The goblins themselves are drawn brilliantly. The art, handled by Bertrand Benoit, Romain Gaschet and Ian Parovel, shows the goblin hordes with unique images, some amusing especially in the case of the cigar chomping, petrol head Fire goblins, to the serene, meditative Ancient Goblins, warlike Alphas, high tech Mekas and the creepy Dark Goblins.
The Bakutos (Lv.1) all have pretty basic names like ‘Dark Goblin Thief’ or ‘Alpha Goblin Shaman’ but the Heroes and Ozekis all have names, and titles in some cases. I really like the fact they went for a completely unique deck with no repetition as that would have been a quick way to bolster the ranks, but the effort in giving us 100 different goblins makes the game all the better for me.
The components in Gosu are great. I think the box could have easily been smaller. I have all of them barring the rule book in an Ultra Pro Deckbox which takes up barely 40% of the available space.

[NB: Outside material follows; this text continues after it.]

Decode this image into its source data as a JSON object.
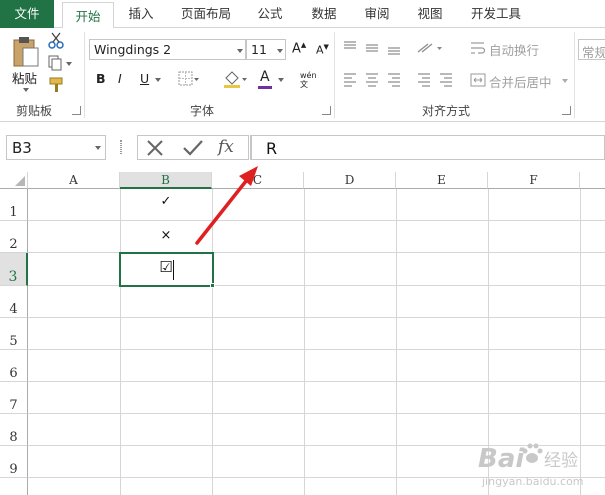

Shrink the rules and the box could easily have been made more compact. The fact that I really like the rulebook though renders me a little conflicted in this case! Still all great though.
All 100 cards are shuffled together to form one deck from which all players will draw a hand of seven cards. These are the only free cards you will get!

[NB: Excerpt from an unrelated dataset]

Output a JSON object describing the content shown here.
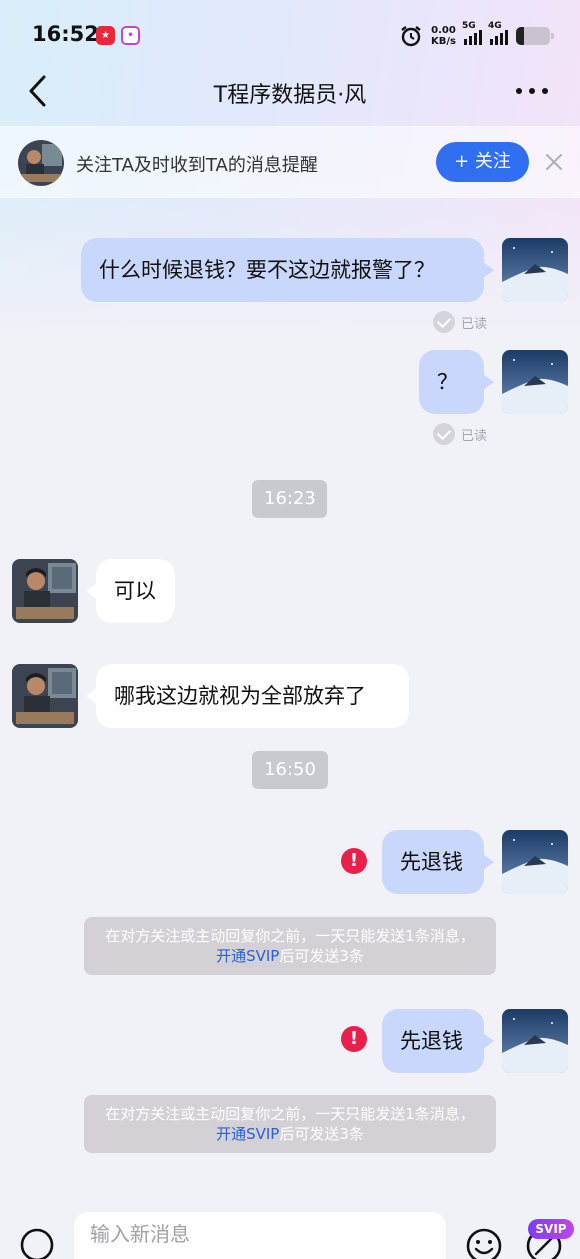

On a players turn they can take the following actions:
1) Play a Goblin (and use its power if possible)
Each players area is a 5x3 grid in front of them, the first row is for Bakutos, the second for Heroes and the third row (the furthest forward) is for Ozekis. Each player forms their army on this grid.
The first level one goblin you play is free, as are any of the same colour that follow, but for every goblin of a new colour you play you must discard 2 cards from your hand. Heroes and Ozekis require at least one goblin of the same colour be present in the previous layer and as a result they are free to play. Having an assortment of goblins is vital to success so you’ll find yourself discarding quite a lot of cards to build your primary row in the first few turns.
2) Mutate a Goblin
Some goblins have a special icon, coupled with a number, and this indicates that if you discard the indicated number of cards you may mutate it into any other goblin of the same level. This is a nifty way around the limitation of having to have a matching clan colour in the prior level as you can mutate freely.
3) Spend activation tokens for cards
Players can either pay one of their two activation tokens for one card from the deck or both of them for three cards. Aside from a few card effects this is the only way to gain new cards making your choices all the more important with the deliberate choking of resources.
4) Spend an activation token to activate a goblins power
Some goblins have powers on their cards that can only be used by spending a token as opposed to being used when the card is placed. These powers tend to be more powerful or more useful than their free counterparts so you are presented with a choice. New cards? Or kicking some ass with activation powers?
If you choose to pass the round is over for you and you now wait for the other players to finish and pass themselves before moving on to the Great Battle.
‘The Great Battle’
Once all the players have finished forming their forces they face off in the Great Battle. Each player totals the values of their entire force, Bakutos are worth 1 point each, Heroes 2 points and Ozekis 5 points each giving a complete 5x3 army a value of 50 points worth of slobbering gobo fury!
The victor (most points) takes a victory token, any ties go in favour of the owner of the Advantage token. Each player then replenishes their two activation tokens and a new round begins building towards the next Great Battle.
The first player to win three Great Battles wins the war and is declared the greatest goblin warlord.
Gosu is a strange fruit of a game. I love the strategy involved in managing your cards, discards and activation tokens each round and the limitations imposed by the draw mechanic adds another level. At first I wasn’t too sure about the gameplay but it works really well and I soon came to really like it.
I give Gosu 6/10. The game is great as is the artwork but it doesn’t stand up to regular play. A great every now and then title for when you have 15-20 minutes.